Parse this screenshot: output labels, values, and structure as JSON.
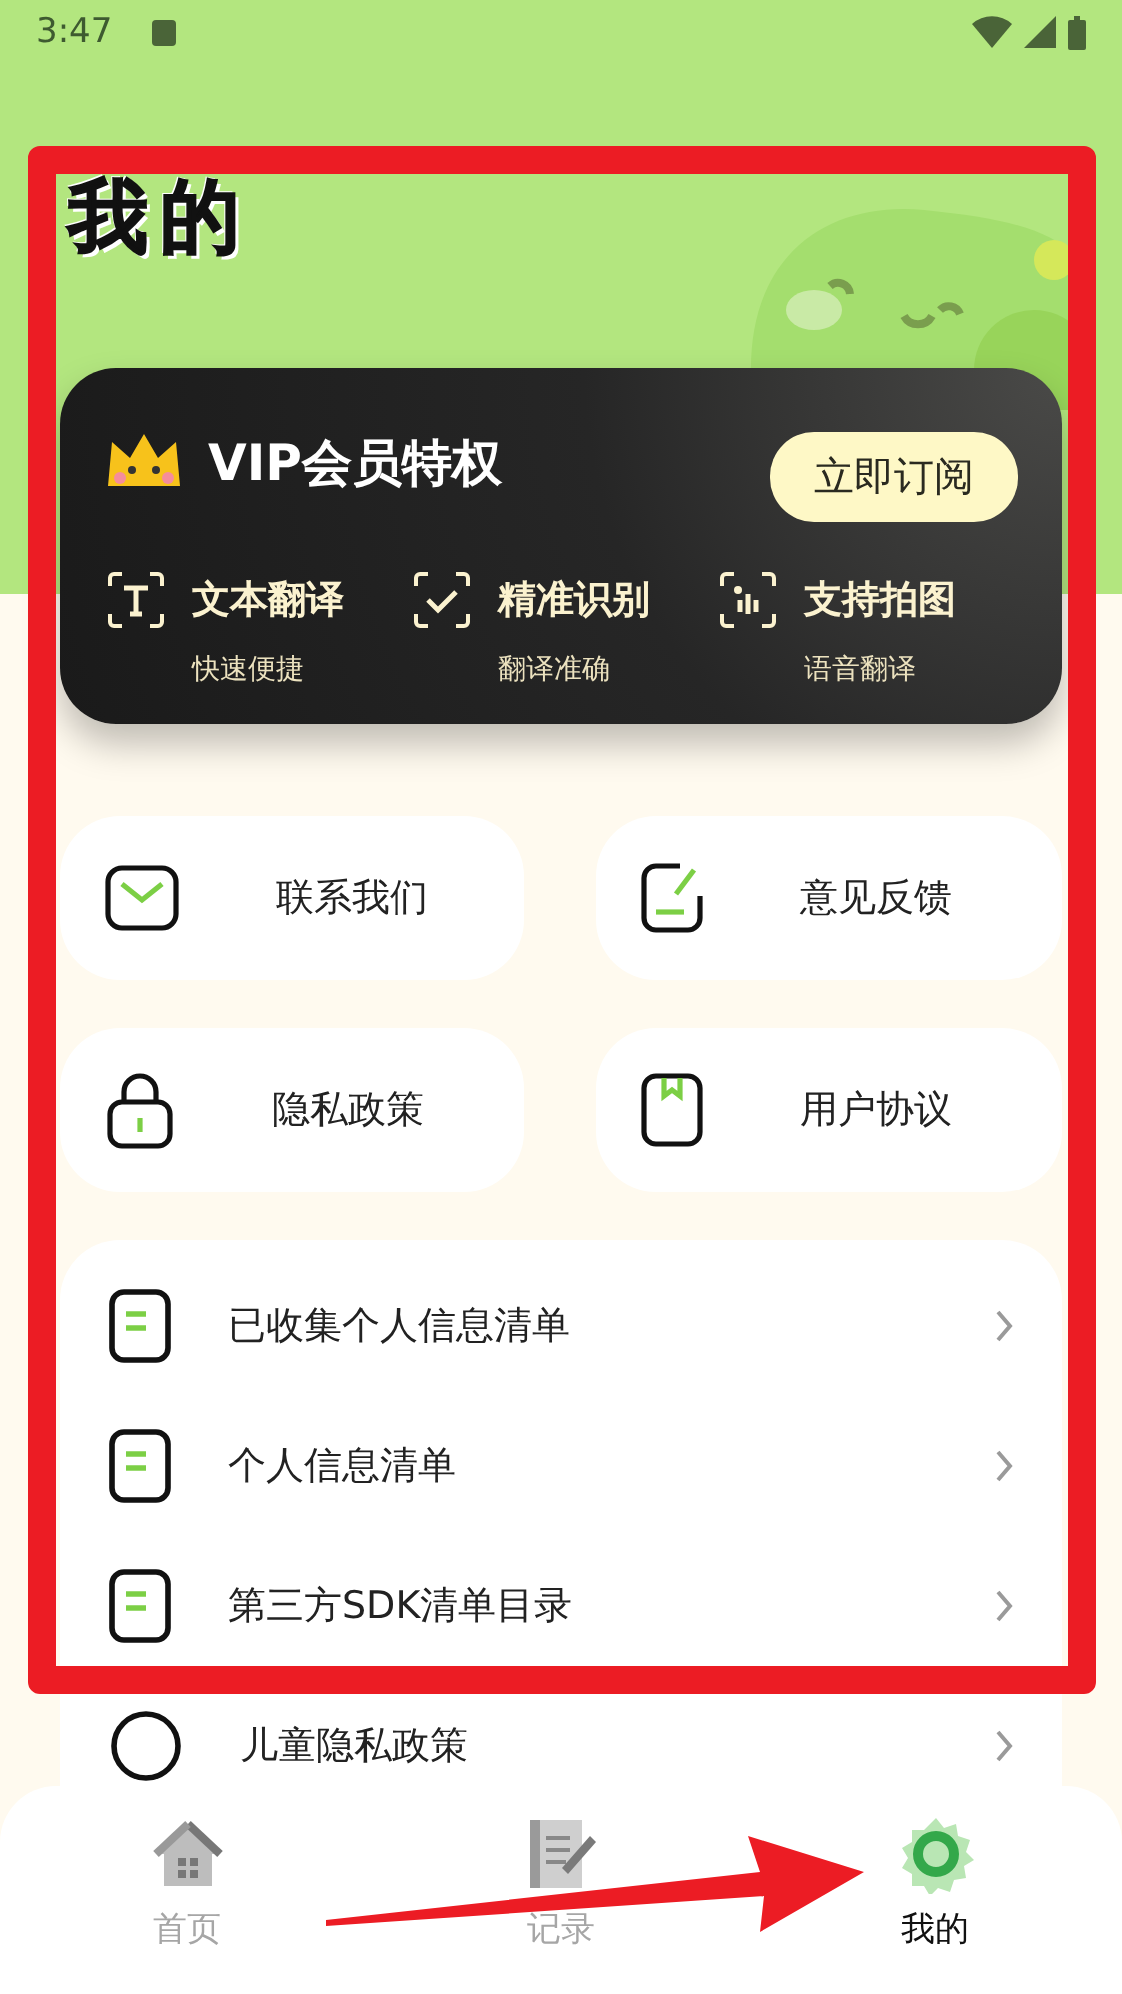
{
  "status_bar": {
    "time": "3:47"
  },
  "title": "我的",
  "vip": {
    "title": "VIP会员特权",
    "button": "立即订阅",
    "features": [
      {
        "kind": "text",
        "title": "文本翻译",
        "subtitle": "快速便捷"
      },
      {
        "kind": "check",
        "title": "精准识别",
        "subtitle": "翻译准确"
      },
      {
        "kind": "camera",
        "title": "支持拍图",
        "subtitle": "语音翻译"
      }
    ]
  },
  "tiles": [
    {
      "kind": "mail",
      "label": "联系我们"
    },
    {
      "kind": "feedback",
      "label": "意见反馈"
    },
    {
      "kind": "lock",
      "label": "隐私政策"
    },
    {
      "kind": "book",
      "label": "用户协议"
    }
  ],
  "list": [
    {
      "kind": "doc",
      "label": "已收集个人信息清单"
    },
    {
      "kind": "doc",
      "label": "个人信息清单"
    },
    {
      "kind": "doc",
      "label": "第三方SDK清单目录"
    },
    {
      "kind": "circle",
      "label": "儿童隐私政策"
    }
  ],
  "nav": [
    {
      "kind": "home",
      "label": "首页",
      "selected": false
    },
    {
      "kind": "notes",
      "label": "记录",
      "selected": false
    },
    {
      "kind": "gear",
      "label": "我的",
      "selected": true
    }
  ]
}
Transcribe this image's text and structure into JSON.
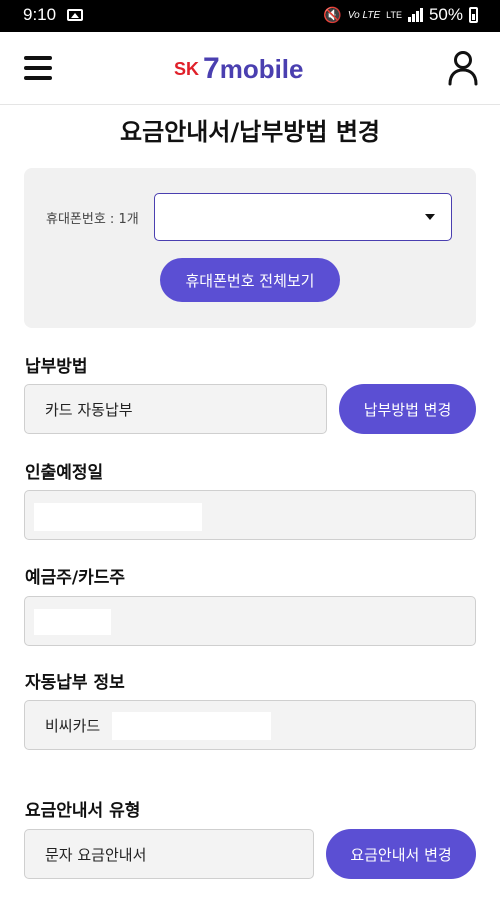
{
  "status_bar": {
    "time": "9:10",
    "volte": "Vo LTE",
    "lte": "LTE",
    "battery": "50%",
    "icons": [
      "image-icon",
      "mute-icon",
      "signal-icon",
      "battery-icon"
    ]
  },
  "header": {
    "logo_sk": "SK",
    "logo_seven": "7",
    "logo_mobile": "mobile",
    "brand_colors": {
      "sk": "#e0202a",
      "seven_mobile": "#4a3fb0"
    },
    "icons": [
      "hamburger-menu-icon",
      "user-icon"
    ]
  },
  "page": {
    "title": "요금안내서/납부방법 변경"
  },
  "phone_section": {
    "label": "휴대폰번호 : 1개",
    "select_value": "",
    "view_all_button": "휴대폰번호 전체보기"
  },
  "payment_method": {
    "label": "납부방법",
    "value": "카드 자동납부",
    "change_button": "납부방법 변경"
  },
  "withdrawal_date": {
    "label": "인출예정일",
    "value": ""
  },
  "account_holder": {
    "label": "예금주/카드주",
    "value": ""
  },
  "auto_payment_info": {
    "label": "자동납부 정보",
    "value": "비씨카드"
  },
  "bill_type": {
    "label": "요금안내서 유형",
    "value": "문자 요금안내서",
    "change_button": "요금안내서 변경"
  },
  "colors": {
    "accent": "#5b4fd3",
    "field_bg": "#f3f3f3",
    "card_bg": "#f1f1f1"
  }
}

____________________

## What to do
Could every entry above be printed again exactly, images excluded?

## Exercise response
Parse this screenshot: output labels, values, and structure as JSON.
{
  "status_bar": {
    "time": "3:47"
  },
  "title": "我的",
  "vip": {
    "title": "VIP会员特权",
    "button": "立即订阅",
    "features": [
      {
        "kind": "text",
        "title": "文本翻译",
        "subtitle": "快速便捷"
      },
      {
        "kind": "check",
        "title": "精准识别",
        "subtitle": "翻译准确"
      },
      {
        "kind": "camera",
        "title": "支持拍图",
        "subtitle": "语音翻译"
      }
    ]
  },
  "tiles": [
    {
      "kind": "mail",
      "label": "联系我们"
    },
    {
      "kind": "feedback",
      "label": "意见反馈"
    },
    {
      "kind": "lock",
      "label": "隐私政策"
    },
    {
      "kind": "book",
      "label": "用户协议"
    }
  ],
  "list": [
    {
      "kind": "doc",
      "label": "已收集个人信息清单"
    },
    {
      "kind": "doc",
      "label": "个人信息清单"
    },
    {
      "kind": "doc",
      "label": "第三方SDK清单目录"
    },
    {
      "kind": "circle",
      "label": "儿童隐私政策"
    }
  ],
  "nav": [
    {
      "kind": "home",
      "label": "首页",
      "selected": false
    },
    {
      "kind": "notes",
      "label": "记录",
      "selected": false
    },
    {
      "kind": "gear",
      "label": "我的",
      "selected": true
    }
  ]
}
Transcribe this image's text and structure into JSON.
{
  "status_bar": {
    "time": "9:10",
    "volte": "Vo LTE",
    "lte": "LTE",
    "battery": "50%",
    "icons": [
      "image-icon",
      "mute-icon",
      "signal-icon",
      "battery-icon"
    ]
  },
  "header": {
    "logo_sk": "SK",
    "logo_seven": "7",
    "logo_mobile": "mobile",
    "brand_colors": {
      "sk": "#e0202a",
      "seven_mobile": "#4a3fb0"
    },
    "icons": [
      "hamburger-menu-icon",
      "user-icon"
    ]
  },
  "page": {
    "title": "요금안내서/납부방법 변경"
  },
  "phone_section": {
    "label": "휴대폰번호 : 1개",
    "select_value": "",
    "view_all_button": "휴대폰번호 전체보기"
  },
  "payment_method": {
    "label": "납부방법",
    "value": "카드 자동납부",
    "change_button": "납부방법 변경"
  },
  "withdrawal_date": {
    "label": "인출예정일",
    "value": ""
  },
  "account_holder": {
    "label": "예금주/카드주",
    "value": ""
  },
  "auto_payment_info": {
    "label": "자동납부 정보",
    "value": "비씨카드"
  },
  "bill_type": {
    "label": "요금안내서 유형",
    "value": "문자 요금안내서",
    "change_button": "요금안내서 변경"
  },
  "colors": {
    "accent": "#5b4fd3",
    "field_bg": "#f3f3f3",
    "card_bg": "#f1f1f1"
  }
}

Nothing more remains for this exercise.